Mark A. Anthony
Department of Environmental Systems Science, ETH Zürich Zürich, Switzerland
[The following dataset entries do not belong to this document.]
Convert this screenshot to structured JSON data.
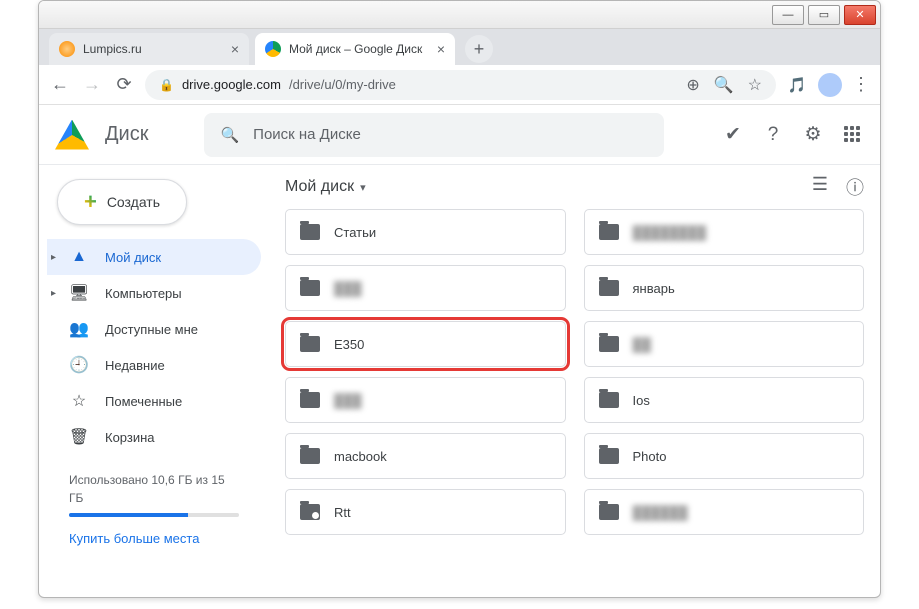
{
  "window": {
    "tabs": [
      {
        "title": "Lumpics.ru",
        "active": false
      },
      {
        "title": "Мой диск – Google Диск",
        "active": true
      }
    ]
  },
  "addressbar": {
    "host": "drive.google.com",
    "path": "/drive/u/0/my-drive"
  },
  "drive": {
    "product_name": "Диск",
    "search_placeholder": "Поиск на Диске",
    "create_label": "Создать",
    "breadcrumb": "Мой диск"
  },
  "sidebar": {
    "items": [
      {
        "icon": "drive-icon",
        "label": "Мой диск",
        "expandable": true,
        "active": true
      },
      {
        "icon": "computers-icon",
        "label": "Компьютеры",
        "expandable": true
      },
      {
        "icon": "shared-icon",
        "label": "Доступные мне"
      },
      {
        "icon": "recent-icon",
        "label": "Недавние"
      },
      {
        "icon": "starred-icon",
        "label": "Помеченные"
      },
      {
        "icon": "trash-icon",
        "label": "Корзина"
      }
    ],
    "storage_text": "Использовано 10,6 ГБ из 15 ГБ",
    "storage_percent": 70,
    "buy_more": "Купить больше места"
  },
  "folders": [
    {
      "name": "Статьи",
      "col": 1
    },
    {
      "name": "████████",
      "col": 2,
      "blur": true
    },
    {
      "name": "███",
      "col": 1,
      "blur": true
    },
    {
      "name": "январь",
      "col": 2
    },
    {
      "name": "E350",
      "col": 1,
      "highlight": true
    },
    {
      "name": "██",
      "col": 2,
      "blur": true
    },
    {
      "name": "███",
      "col": 1,
      "blur": true
    },
    {
      "name": "Ios",
      "col": 2
    },
    {
      "name": "macbook",
      "col": 1
    },
    {
      "name": "Photo",
      "col": 2
    },
    {
      "name": "Rtt",
      "col": 1,
      "shared": true
    },
    {
      "name": "██████",
      "col": 2,
      "blur": true
    }
  ]
}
Background/Question/Methods Ectomycorrhizal fungi are central members of the forest fungal community, forming symbiosis with most trees in temperate and boreal forests and enhancing plant access to limiting soil nutrients. Decades of greenhouse studies have shown that tree seedlings acquire more nitrogen and grow faster in combination with specific ectomycorrhizal fungi, and that these effects are sustained when seedlings are out-planted into regenerating forests. Whether fungal effects observed between tree seedlings and individual ectomycorrhizal fungi scale up to affect the growth of mature trees and entire forests harboring diverse fungal communities remains unknown. In this study, we combined a continental set of European forest inventory data from the ICP forest network with molecular ectomycorrhizal fungal community surveys to identify potential fungal mediated effects on forest productivity and paired this alongside a tree growth response to microbiome manipulation study conducted under controlled conditions. Results/Conclusions We found that ectomycorrhizal fungal community composition was a key predictor of tree growth, and this effect was robust to statistically accounting for climate, nitrogen deposition, soil inorganic nitrogen availability, soil pH, and forest stand characteristics. We also linked ectomycorrhizal fungal community members with genomic functional potentials and found higher fungal energy production and inorganic nitrogen metabolism but lower organic nitrogen acquisition enzyme encoding gene proportions in fast versus slow growing forests. Lastly, we sampled soils from fast and slow growing forests and introduced their microbiomes into a sterilized growth medium to experimentally isolate microbiome effects on tree development. Consistent with our observational analysis, tree seedling growth was accelerated in tandem with microbiomes from fast growing compared to slow growing forests and was correlated with ectomycorrhizal community composition. By linking molecular community surveys and long-term forest inventory data in the field and pairing this with a microbiome manipulation study under controlled conditions, this work demonstrates an emerging link between the forest microbiome and forest productivity.